Friday, June 28, 2013

A picture is worth a thousand words

How useful different graphs and visualizations can be, for understand various aspects of the data..?? Here is an example: Analyses of the Best Undergraduate Business Schools of 2013

Split violin plots

Violin plots are useful for comparing distributions. When data are grouped by a factor with two levels (e.g. males and females), you can split the violins in half to see the difference between groups.

Is There Any Point to the 12 Times Table

Exactly why do we use times tables at all? If learning tables up to 10 is good, then learning them up to 12 is better. The typical error if you know up to your 10 times table is 9.4%. But if you know up to your 12 times table, it is only 8.2%. 

Tuesday, June 25, 2013

Income inequality, real and personal

In a different take on the income inequality issue, the Economic Policy Institute, in collaboration with Periscopic, created

This website brings clarity to the national dialogue on wage and income inequality, using interactive tools and videos to tell the story of how we arrived at the state of inequality we find today and what can be done to reverse course and ensure workers get their fair share.

Monday, June 24, 2013

Wednesday, June 19, 2013

Can you correct a 300-year-old error?

A challenge: can you correct something that Jacob Bernoulli got wrong? It stayed wrong for nearly 300 years until our author, Professor Antony Edwards, spotted it and corrected it.  It is a simple exercise in schoolboy probability. It is Problem XVII in Part III of Bernoulli’s book. For those who would like to try their hand, here is the problem:

Here are some interesting articles about Ars Conjectandi:

Monday, June 17, 2013

On “Geek” Versus “Nerd”

Do you know the difference between Nerd and Geek ?? As J.R. Firth notes “You shall know a word by the company it keeps”, here is an analysis done on the basis of pointwise mutual information (PMI):

Thursday, June 13, 2013

Understanding Multicollinearity

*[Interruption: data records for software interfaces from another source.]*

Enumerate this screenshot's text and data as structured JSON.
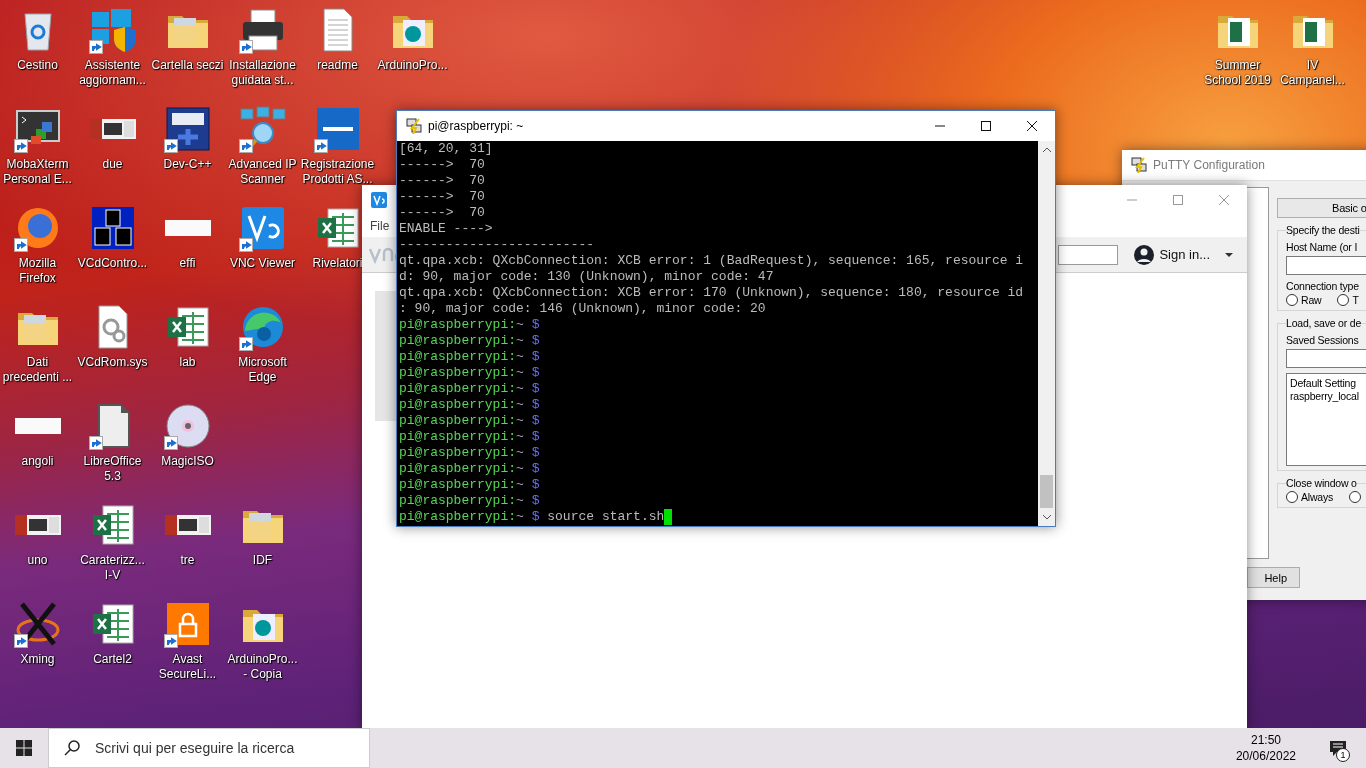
{
  "desktop": {
    "icon_rows": [
      [
        {
          "label": "Cestino",
          "kind": "recycle-bin",
          "shortcut": false
        },
        {
          "label": "Assistente aggiornam...",
          "kind": "windows-shield",
          "shortcut": true
        },
        {
          "label": "Cartella seczi",
          "kind": "folder",
          "shortcut": false
        },
        {
          "label": "Installazione guidata st...",
          "kind": "printer",
          "shortcut": true
        },
        {
          "label": "readme",
          "kind": "document",
          "shortcut": false
        },
        {
          "label": "ArduinoPro...",
          "kind": "arduino-folder",
          "shortcut": false
        }
      ],
      [
        {
          "label": "MobaXterm Personal E...",
          "kind": "terminal",
          "shortcut": true
        },
        {
          "label": "due",
          "kind": "thumbnail",
          "shortcut": false
        },
        {
          "label": "Dev-C++",
          "kind": "dev",
          "shortcut": true
        },
        {
          "label": "Advanced IP Scanner",
          "kind": "network",
          "shortcut": true
        },
        {
          "label": "Registrazione Prodotti AS...",
          "kind": "logo-tile",
          "shortcut": true
        }
      ],
      [
        {
          "label": "Mozilla Firefox",
          "kind": "globe",
          "shortcut": true
        },
        {
          "label": "VCdContro...",
          "kind": "blocks",
          "shortcut": false
        },
        {
          "label": "effi",
          "kind": "blank-thumbnail",
          "shortcut": false
        },
        {
          "label": "VNC Viewer",
          "kind": "app-tile",
          "shortcut": true
        },
        {
          "label": "Rivelatori",
          "kind": "spreadsheet",
          "shortcut": false
        }
      ],
      [
        {
          "label": "Dati precedenti ...",
          "kind": "folder",
          "shortcut": false
        },
        {
          "label": "VCdRom.sys",
          "kind": "gear-document",
          "shortcut": false
        },
        {
          "label": "lab",
          "kind": "spreadsheet",
          "shortcut": false
        },
        {
          "label": "Microsoft Edge",
          "kind": "swirl",
          "shortcut": true
        }
      ],
      [
        {
          "label": "angoli",
          "kind": "blank-thumbnail",
          "shortcut": false
        },
        {
          "label": "LibreOffice 5.3",
          "kind": "gray-document",
          "shortcut": true
        },
        {
          "label": "MagicISO",
          "kind": "disc",
          "shortcut": true
        }
      ],
      [
        {
          "label": "uno",
          "kind": "thumbnail",
          "shortcut": false
        },
        {
          "label": "Caraterizz... I-V",
          "kind": "spreadsheet",
          "shortcut": false
        },
        {
          "label": "tre",
          "kind": "thumbnail",
          "shortcut": false
        },
        {
          "label": "IDF",
          "kind": "folder",
          "shortcut": false
        }
      ],
      [
        {
          "label": "Xming",
          "kind": "cross-ring",
          "shortcut": true
        },
        {
          "label": "Cartel2",
          "kind": "spreadsheet",
          "shortcut": false
        },
        {
          "label": "Avast SecureLi...",
          "kind": "padlock-tile",
          "shortcut": true
        },
        {
          "label": "ArduinoPro... - Copia",
          "kind": "arduino-folder",
          "shortcut": false
        }
      ]
    ],
    "right_icons": [
      {
        "label": "Summer School 2019",
        "kind": "spreadsheet-folder",
        "shortcut": false
      },
      {
        "label": "IV Campanel...",
        "kind": "spreadsheet-folder",
        "shortcut": false
      }
    ]
  },
  "putty_config": {
    "title": "PuTTY Configuration",
    "header": "Basic o",
    "groups": [
      {
        "legend": "Specify the desti",
        "items": [
          {
            "kind": "label",
            "text": "Host Name (or I"
          },
          {
            "kind": "field"
          },
          {
            "kind": "label",
            "text": "Connection type"
          },
          {
            "kind": "radios",
            "options": [
              {
                "label": "Raw",
                "selected": false
              },
              {
                "label": "T",
                "selected": false
              }
            ]
          }
        ]
      },
      {
        "legend": "Load, save or de",
        "items": [
          {
            "kind": "label",
            "text": "Saved Sessions"
          },
          {
            "kind": "field"
          },
          {
            "kind": "list",
            "entries": [
              "Default Setting",
              "raspberry_local"
            ]
          }
        ]
      },
      {
        "legend": "Close window o",
        "items": [
          {
            "kind": "radios",
            "options": [
              {
                "label": "Always",
                "selected": false
              },
              {
                "selected": false
              }
            ]
          }
        ]
      }
    ],
    "help_button": "Help"
  },
  "vnc_viewer": {
    "menu": [
      "File"
    ],
    "account": "Sign in..."
  },
  "terminal": {
    "title": "pi@raspberrypi: ~",
    "lines": [
      {
        "kind": "output",
        "text": "[64, 20, 31]"
      },
      {
        "kind": "output",
        "text": "------>  70"
      },
      {
        "kind": "output",
        "text": "------>  70"
      },
      {
        "kind": "output",
        "text": "------>  70"
      },
      {
        "kind": "output",
        "text": "------>  70"
      },
      {
        "kind": "output",
        "text": "ENABLE ---->"
      },
      {
        "kind": "output",
        "text": "-------------------------"
      },
      {
        "kind": "output",
        "text": "qt.qpa.xcb: QXcbConnection: XCB error: 1 (BadRequest), sequence: 165, resource i"
      },
      {
        "kind": "output",
        "text": "d: 90, major code: 130 (Unknown), minor code: 47"
      },
      {
        "kind": "output",
        "text": "qt.qpa.xcb: QXcbConnection: XCB error: 170 (Unknown), sequence: 180, resource id"
      },
      {
        "kind": "output",
        "text": ": 90, major code: 146 (Unknown), minor code: 20"
      },
      {
        "kind": "prompt",
        "user": "pi@raspberrypi:",
        "path": "~",
        "symbol": "$",
        "cursor": false
      },
      {
        "kind": "prompt",
        "user": "pi@raspberrypi:",
        "path": "~",
        "symbol": "$",
        "cursor": false
      },
      {
        "kind": "prompt",
        "user": "pi@raspberrypi:",
        "path": "~",
        "symbol": "$",
        "cursor": false
      },
      {
        "kind": "prompt",
        "user": "pi@raspberrypi:",
        "path": "~",
        "symbol": "$",
        "cursor": false
      },
      {
        "kind": "prompt",
        "user": "pi@raspberrypi:",
        "path": "~",
        "symbol": "$",
        "cursor": false
      },
      {
        "kind": "prompt",
        "user": "pi@raspberrypi:",
        "path": "~",
        "symbol": "$",
        "cursor": false
      },
      {
        "kind": "prompt",
        "user": "pi@raspberrypi:",
        "path": "~",
        "symbol": "$",
        "cursor": false
      },
      {
        "kind": "prompt",
        "user": "pi@raspberrypi:",
        "path": "~",
        "symbol": "$",
        "cursor": false
      },
      {
        "kind": "prompt",
        "user": "pi@raspberrypi:",
        "path": "~",
        "symbol": "$",
        "cursor": false
      },
      {
        "kind": "prompt",
        "user": "pi@raspberrypi:",
        "path": "~",
        "symbol": "$",
        "cursor": false
      },
      {
        "kind": "prompt",
        "user": "pi@raspberrypi:",
        "path": "~",
        "symbol": "$",
        "cursor": false
      },
      {
        "kind": "prompt",
        "user": "pi@raspberrypi:",
        "path": "~",
        "symbol": "$",
        "cursor": false
      },
      {
        "kind": "prompt",
        "user": "pi@raspberrypi:",
        "path": "~",
        "symbol": "$",
        "command": "source start.sh",
        "cursor": true
      }
    ]
  },
  "taskbar": {
    "search": {
      "placeholder": "Scrivi qui per eseguire la ricerca"
    },
    "time": "21:50",
    "date": "20/06/2022",
    "notifications": "1"
  }
}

Roughly speaking, Multicollinearity occurs when two or more regressors are highly correlated. Most of us  know what does it mean, how to detect it and are taught how to cope with it, but not why is it so. From Wikipedia: “In this situation (Multicollinearity) the coefficient estimates may change erratically in response to small changes in the model or the data.” The Wikipedia entry continues to discuss detection, implications and remedies. Here is an attempt to provide the intuition:

Top 100 R packages for 2013

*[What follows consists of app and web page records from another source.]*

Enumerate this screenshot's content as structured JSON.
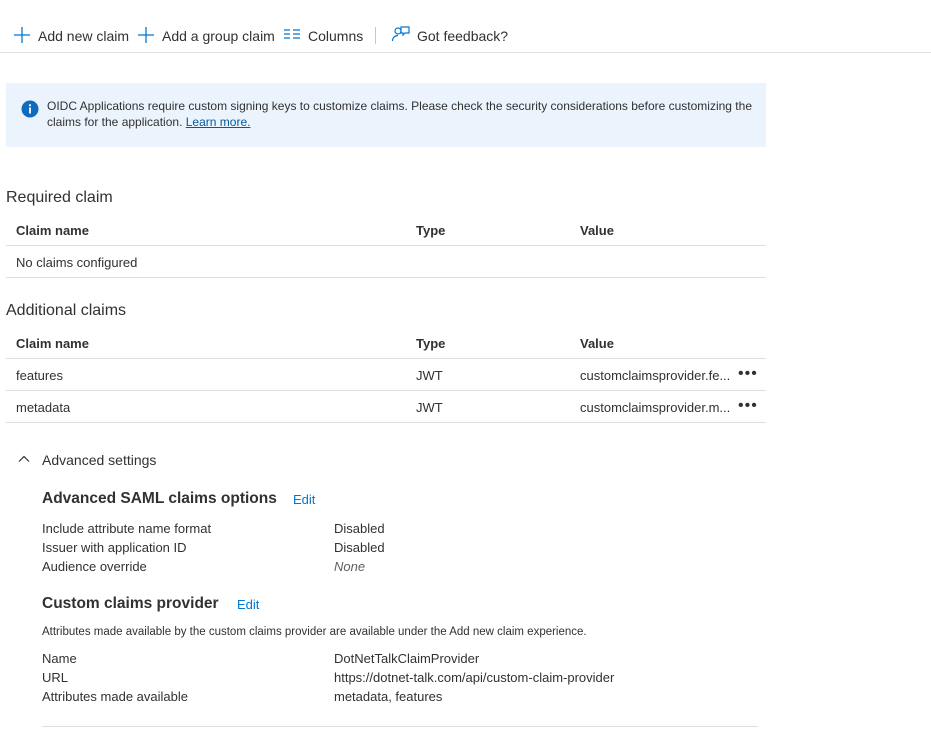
{
  "toolbar": {
    "add_new_claim": "Add new claim",
    "add_group_claim": "Add a group claim",
    "columns": "Columns",
    "got_feedback": "Got feedback?"
  },
  "banner": {
    "message": "OIDC Applications require custom signing keys to customize claims. Please check the security considerations before customizing the claims for the application.",
    "link": "Learn more."
  },
  "required_claim": {
    "title": "Required claim",
    "headers": [
      "Claim name",
      "Type",
      "Value"
    ],
    "empty_text": "No claims configured"
  },
  "additional_claims": {
    "title": "Additional claims",
    "headers": [
      "Claim name",
      "Type",
      "Value"
    ],
    "rows": [
      {
        "name": "features",
        "type": "JWT",
        "value": "customclaimsprovider.fe..."
      },
      {
        "name": "metadata",
        "type": "JWT",
        "value": "customclaimsprovider.m..."
      }
    ],
    "more_glyph": "•••"
  },
  "advanced": {
    "toggle_label": "Advanced settings",
    "saml": {
      "title": "Advanced SAML claims options",
      "edit": "Edit",
      "items": [
        {
          "label": "Include attribute name format",
          "value": "Disabled"
        },
        {
          "label": "Issuer with application ID",
          "value": "Disabled"
        },
        {
          "label": "Audience override",
          "value": "None"
        }
      ]
    },
    "provider": {
      "title": "Custom claims provider",
      "edit": "Edit",
      "note": "Attributes made available by the custom claims provider are available under the Add new claim experience.",
      "items": [
        {
          "label": "Name",
          "value": "DotNetTalkClaimProvider"
        },
        {
          "label": "URL",
          "value": "https://dotnet-talk.com/api/custom-claim-provider"
        },
        {
          "label": "Attributes made available",
          "value": "metadata, features"
        }
      ]
    }
  },
  "colors": {
    "accent": "#0078d4",
    "banner_bg": "#ebf3fc",
    "info_icon": "#0f6cbd"
  }
}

Statistical analysis of R packages using R:

Monday, June 10, 2013

There Was a Time before Mathematica…

Here is Stephen Wolfram's story in his own words about how Mathematica was developed:

How to Do Statistical Research

The strategy: “develop theory/model/method, seek application" is a bad start in statistical research problems. If you seek an application after developing any theory, you don’t ask, “What is a reasonable way to answer this question, given this data, in this context?” Instead, you ask, “Can I answer the question with this data; in this context; with my theory, model, or method?” Who then considers whether a different (perhaps simpler) answer would have been better? Here is Terry Speed discussing this issue:

At what sample size do correlations stabilize?

Maybe you have encountered this situation: you run a large-scale study over the internet, and out of curiosity, you frequently check the correlation between two variables.

The experience with this practice is usually frustrating, as in small sample sizes correlations go up and down, change sign, move from “significant” to “non-significant” and back. So at what sample size do correlations stabilize?

Thursday, June 6, 2013

SAS Dominates Analytics Job Market; R up 42%

Here is an article giving interesting insights into the popularity of data analysis software:

A new Sudoku Solver in R.

Sudoku is nowadays probably the most widespread puzzle game in the world. As such, it has an interesting variety of solving techniques, not just with paper and pencil but also with computers. In R, there is even a package, dedicated exclusively to Sudokus. Here is one article discussing, how to develop an algorithm for solving Sudoku: